Before we get to specific wines, here are a few general pointers. Avoid strongly tannic reds like cabernets. These heavy wines will overpower or fight with everything on the table (cabernet and cranberry sauce is guaranteed to cause a mouth-puckering sensation of such power than you might actually swallow your entire face). Look for wines with good acidity. Acidity adds “crispness” to wines and helps cleanse your palate as you move from one food to another.

Riesling (REES-ling) is probably my personal top contender. Either a dry or off-dry Riesling will go well with pretty much everything. It won’t fight the sweet potatoes, and its slightly tart sweetness should compliment the cranberry sauce. It’s light enough to not fight with the stuffing or overwhelm the turkey.

Pinot Noir (PEE-noh NWAHR) is a rising star among Thanksgiving wines. Not as heavy or tannic as a cab or syrah, a pinot with enough smoothness and fruit can get along with most anything on the table (except maybe the sweet potatoes). Not to heavy for the turkey or too tannic for the cranberry sauce.
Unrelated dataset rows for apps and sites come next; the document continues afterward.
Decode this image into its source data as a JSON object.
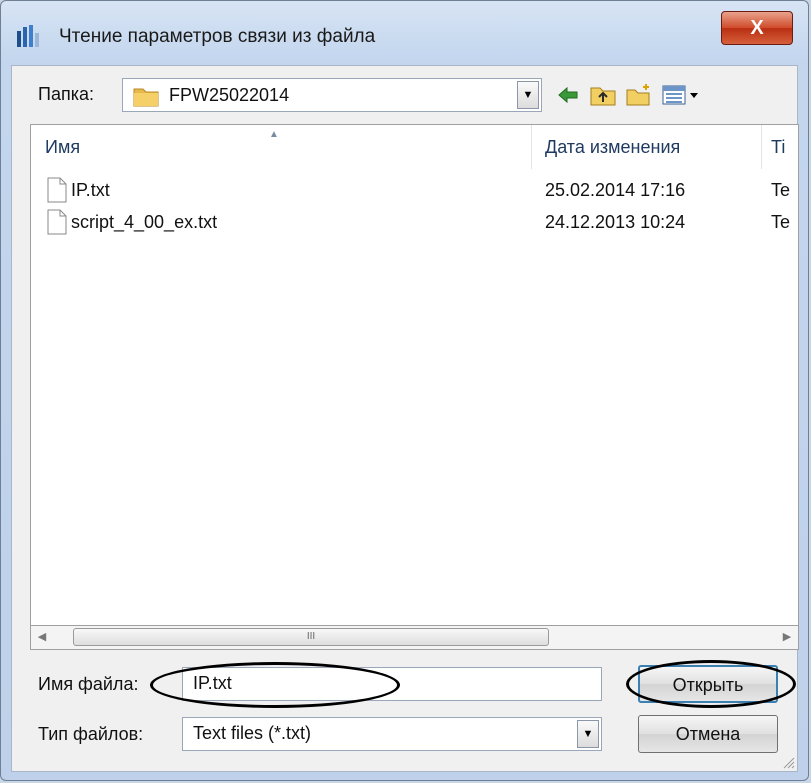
{
  "window": {
    "title": "Чтение параметров связи из файла",
    "close_label": "X"
  },
  "folder": {
    "label": "Папка:",
    "value": "FPW25022014"
  },
  "toolbar": {
    "icons": [
      "back-arrow-icon",
      "up-folder-icon",
      "new-folder-icon",
      "view-menu-icon"
    ]
  },
  "list": {
    "columns": {
      "name": "Имя",
      "date": "Дата изменения",
      "type": "Ti"
    },
    "files": [
      {
        "name": "IP.txt",
        "date": "25.02.2014 17:16",
        "type": "Te"
      },
      {
        "name": "script_4_00_ex.txt",
        "date": "24.12.2013 10:24",
        "type": "Te"
      }
    ],
    "scroll_thumb_label": "III"
  },
  "filename": {
    "label": "Имя файла:",
    "value": "IP.txt"
  },
  "filetype": {
    "label": "Тип файлов:",
    "value": "Text files (*.txt)"
  },
  "buttons": {
    "open": "Открыть",
    "cancel": "Отмена"
  },
  "colors": {
    "accent": "#3c7fb1",
    "close": "#c8472a"
  }
}
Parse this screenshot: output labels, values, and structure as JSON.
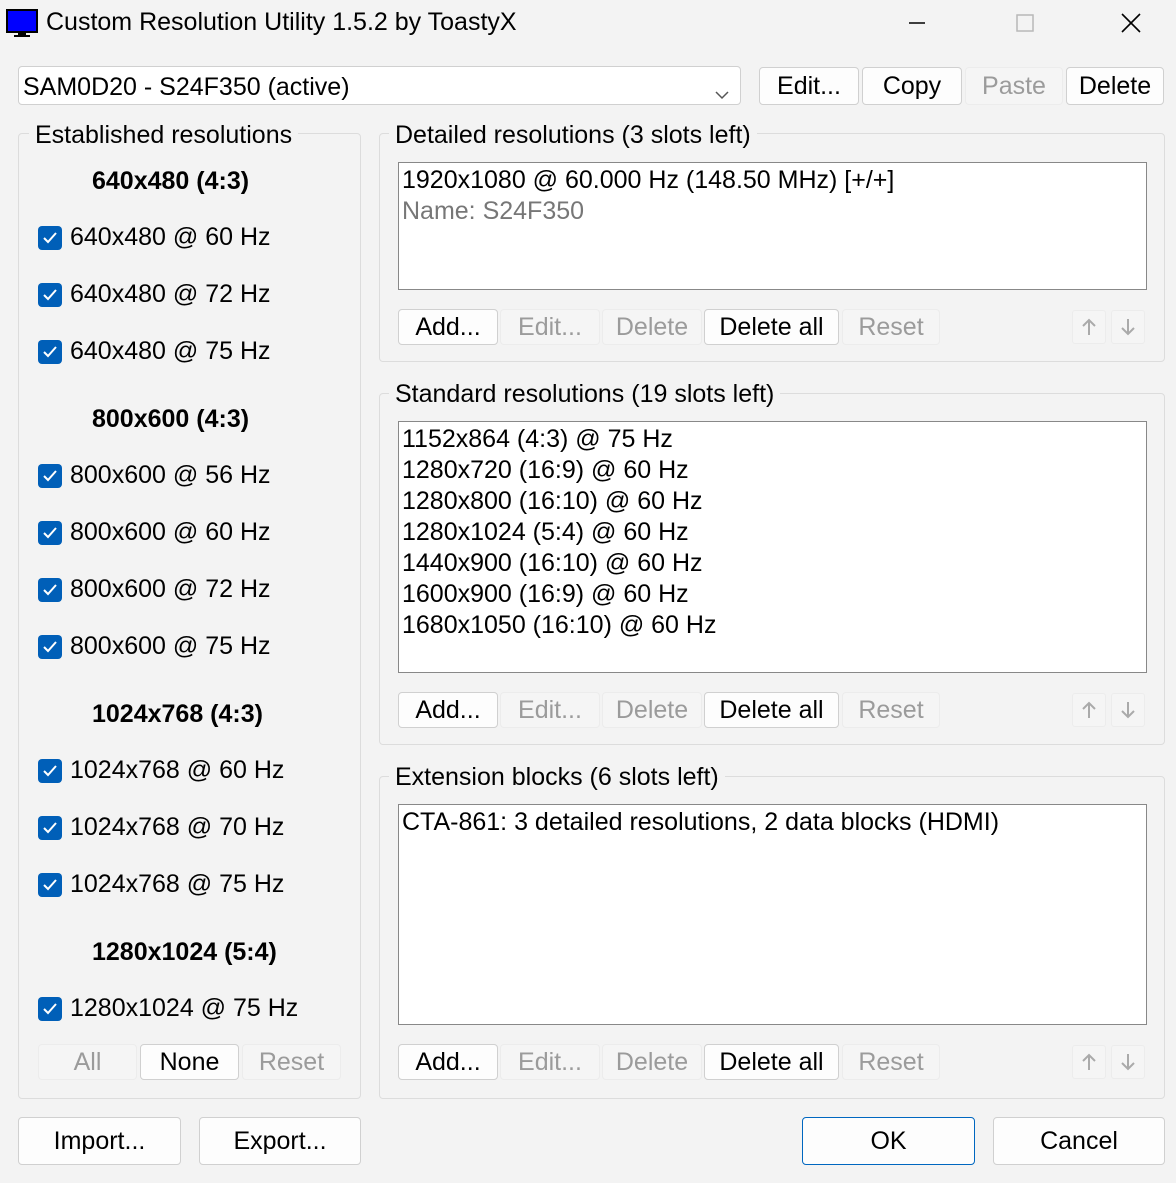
{
  "window": {
    "title": "Custom Resolution Utility 1.5.2 by ToastyX",
    "icons": {
      "app": "monitor-icon",
      "minimize": "minimize-icon",
      "maximize": "maximize-icon",
      "close": "close-icon"
    }
  },
  "monitor": {
    "selected": "SAM0D20 - S24F350 (active)",
    "buttons": {
      "edit": "Edit...",
      "copy": "Copy",
      "paste": "Paste",
      "delete": "Delete"
    }
  },
  "established": {
    "label": "Established resolutions",
    "groups": [
      {
        "header": "640x480 (4:3)",
        "items": [
          "640x480 @ 60 Hz",
          "640x480 @ 72 Hz",
          "640x480 @ 75 Hz"
        ]
      },
      {
        "header": "800x600 (4:3)",
        "items": [
          "800x600 @ 56 Hz",
          "800x600 @ 60 Hz",
          "800x600 @ 72 Hz",
          "800x600 @ 75 Hz"
        ]
      },
      {
        "header": "1024x768 (4:3)",
        "items": [
          "1024x768 @ 60 Hz",
          "1024x768 @ 70 Hz",
          "1024x768 @ 75 Hz"
        ]
      },
      {
        "header": "1280x1024 (5:4)",
        "items": [
          "1280x1024 @ 75 Hz"
        ]
      }
    ],
    "buttons": {
      "all": "All",
      "none": "None",
      "reset": "Reset"
    }
  },
  "detailed": {
    "label": "Detailed resolutions (3 slots left)",
    "items": [
      "1920x1080 @ 60.000 Hz (148.50 MHz) [+/+]"
    ],
    "sub": "Name: S24F350"
  },
  "standard": {
    "label": "Standard resolutions (19 slots left)",
    "items": [
      "1152x864 (4:3) @ 75 Hz",
      "1280x720 (16:9) @ 60 Hz",
      "1280x800 (16:10) @ 60 Hz",
      "1280x1024 (5:4) @ 60 Hz",
      "1440x900 (16:10) @ 60 Hz",
      "1600x900 (16:9) @ 60 Hz",
      "1680x1050 (16:10) @ 60 Hz"
    ]
  },
  "extension": {
    "label": "Extension blocks (6 slots left)",
    "items": [
      "CTA-861: 3 detailed resolutions, 2 data blocks (HDMI)"
    ]
  },
  "list_buttons": {
    "add": "Add...",
    "edit": "Edit...",
    "delete": "Delete",
    "delete_all": "Delete all",
    "reset": "Reset"
  },
  "footer": {
    "import": "Import...",
    "export": "Export...",
    "ok": "OK",
    "cancel": "Cancel"
  },
  "colors": {
    "checkbox": "#005fb8",
    "accent_border": "#0067c0",
    "disabled_text": "#9b9b9b"
  }
}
Champagne – A good, dry champagne with sufficient acid can be a good match for a Thanksgiving dinner, and it will add a touch of celebration to the meal. Avoid the cheap stuff like Cooks, and go for a truly dry sparkler. Should go well with the bird and stuffing, but might be a bit odd with the sweeter side dishes.

Chardonnay is the “no-brainer” wine for Thanksgiving, but it actually is a poor match with all but the bird. All those different flavors are going to overwhelm all but the crispest chards. It’s a pass in my book.

Zinfandel (ZIN-fin-dell) has suddenly become the big new wine to have with Thanksgiving dinner, but I can’t figure out why. Zinfandels are typically big fruit bombs, with lots of alcohol. To me, the huge fruit in a zin would overwhelm or fight with pretty much everything on the table. Of course, I haven’t actually tried it, so maybe it’s a fantastic match – but I have my doubts.

Other wines to consider include Pinot Gris (PEE-noh GREE) and Gewürztraminer (guh-VURTS-trah-mee-ner).

Wine of the Week

Mumm Napa Blanc de Noirs (BLAN de NWAHR)

Blanc de Noir (literally "white of blacks") is a dry sparkling wine (that is, "Champagne" - but you're not supposed to refer to sparkling wines as Champagne unless they come from Champagne, France) made primarily from red pinot noir grapes. However, the skins are removed early in the wine-making process, leaving a elegant light salmon color wine behind. This is a fine sparkling wine for Thanksgiving dinner. It's flavorful and full-bodied enough to stand up to the stronger flavors, while delicate enough to not overwhelm the more subtle flavors. Hints of cherry and strawberry. Nicely balanced acidity. Available at Creekside Cellars for $23.99. 4 stars.